Špela Škulj, Teža zapuščine/The Weight of Legacy, 54 kg
9 – 30 June 2022
Curating and text: Jasna Jernejšek
In a multimedia art-research project with an ambiguous title, The Weight of Legacy, Špela Škulj considers the interdependence of (her own) identity, family heritage, and legacy, both individual and collective, as well as how to measure their “weight”. She is interested in how our personal and family names define us; where our roots are; what is that which we inevitably inherit and what is left behind? What if a certain proper name is not unique to one person, but is rather shared with several people?
The Weight of Legacy (2022) reflects heterogeneous genre approaches marked by the artist’s subjective perspective, all of which meet at the intersection of the real, the probable and fiction, while the setting is inspired by formalism and conceptualism of the 1960s. The project started to develop when the author received mail addressed to her, but it was apparently intended for another person. While browsing the internet, she then found out that there are several people with the same name and surname she bears, and that they are not related to each other in any way. She was surprised by the fact that in the present moment eight people named Špela Škulj live parallel lives in which they (unknowingly) share their first and last name and the time in which they coexist. In the (self-)research of who they are and what kind of lives they live, the artist reached out to all the others who carry the name Špela Škulj and invited them to participate in an experiment of becoming acquaintances. Five of them responded and the series Woman with whom I share a Name (2022) was created, consisting of portraits that imitate the conventions of portrait photography of the 1980s with a characteristic blue background. The portraits are complemented by sound recordings in which the women present themselves. Their life stories, summarized in short statements, can be read individually, but they can also be understood as the life story of one person living possible versions of herself in parallel spaces.

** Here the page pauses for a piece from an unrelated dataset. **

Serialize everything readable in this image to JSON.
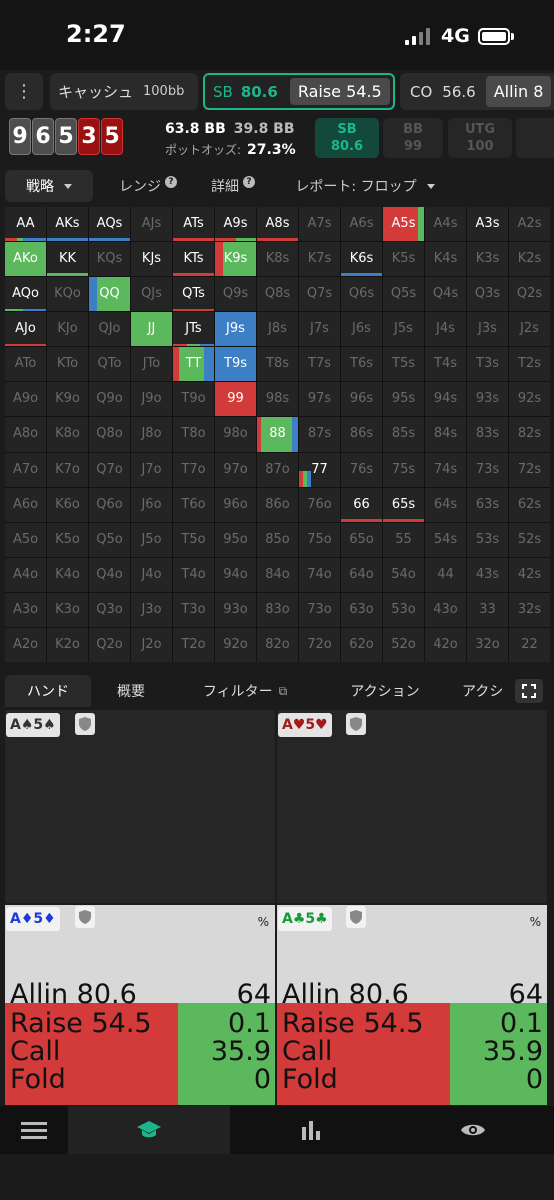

A similar mixture of the real and fictional is the author’s search for family roots, the origin of which she “finds” on the island of Škulj, which is part of the Croatian Kornati archipelago. The artist conducts an unpredictable, seemingly pointless journey with a symbolic capturing of this uninhabited, rough, and desolate island by appropriating its individual “parts” with objects found on it. “Family heritage” is thus being materialized, it becomes tangible through objects to which the artist assigns the status of relics. The piece Appropriation of the Island (2022) represents one of the possible scenarios for the creation of personal history and mythology, a nostalgic return to the origins and roots tied to a specific space, even if they are completely fictional.
In a world of meanings where everything has its weight, factual or metaphorical, each more tangible than the other, the term “weight” can represent size, importance, load, value, or soundness of things. It leads to potentially burdened, conversationally “difficult” (self-)interrogations which Škulj playfully performs to measure the actual weight, whether of persons, objects or an island. In a complex and changing set of physiological and psychological states and experiences that we identify with ourselves and our lives, “weight” is thus one of the things that can be asserted with a certain degree of (mathematical) certainty. And it gives a literal answer to the question of what our legacy is.
Špela Škulj (1982) is a visual artist, working within the field of contemporary photography and video. Her method of expression is related to personal documentarism. She often addresses the topics of ecology and the irreversible human impact on the environment, representing a posthumanistic view of the world through which she explores the question of loneliness and feelings of meaninglessness of human existence in the contemporary world. She has presented her work in solo and group exhibitions in Slovenia and abroad, including KAPSULA (P74) in Ljubljana, Photon Gallery in Ljubljana, Museum of Contemporary Art Metelkova in Ljubljana, Central Station in Maribor, AQ Gallery in Celje, and Chef d’Oeuvre in Osaka, Japan. She was twice a finalist at the Different Worlds: Young Contemporary Photography competition (2014, 2017), has won the Photobook Competition (Photon Gallery, 2016), and was twice a finalist for the OHO Group Award (2019, 2022). Besides her own projects, she also works as a theatre technician and lighting designer. She lives and works in Ljubljana.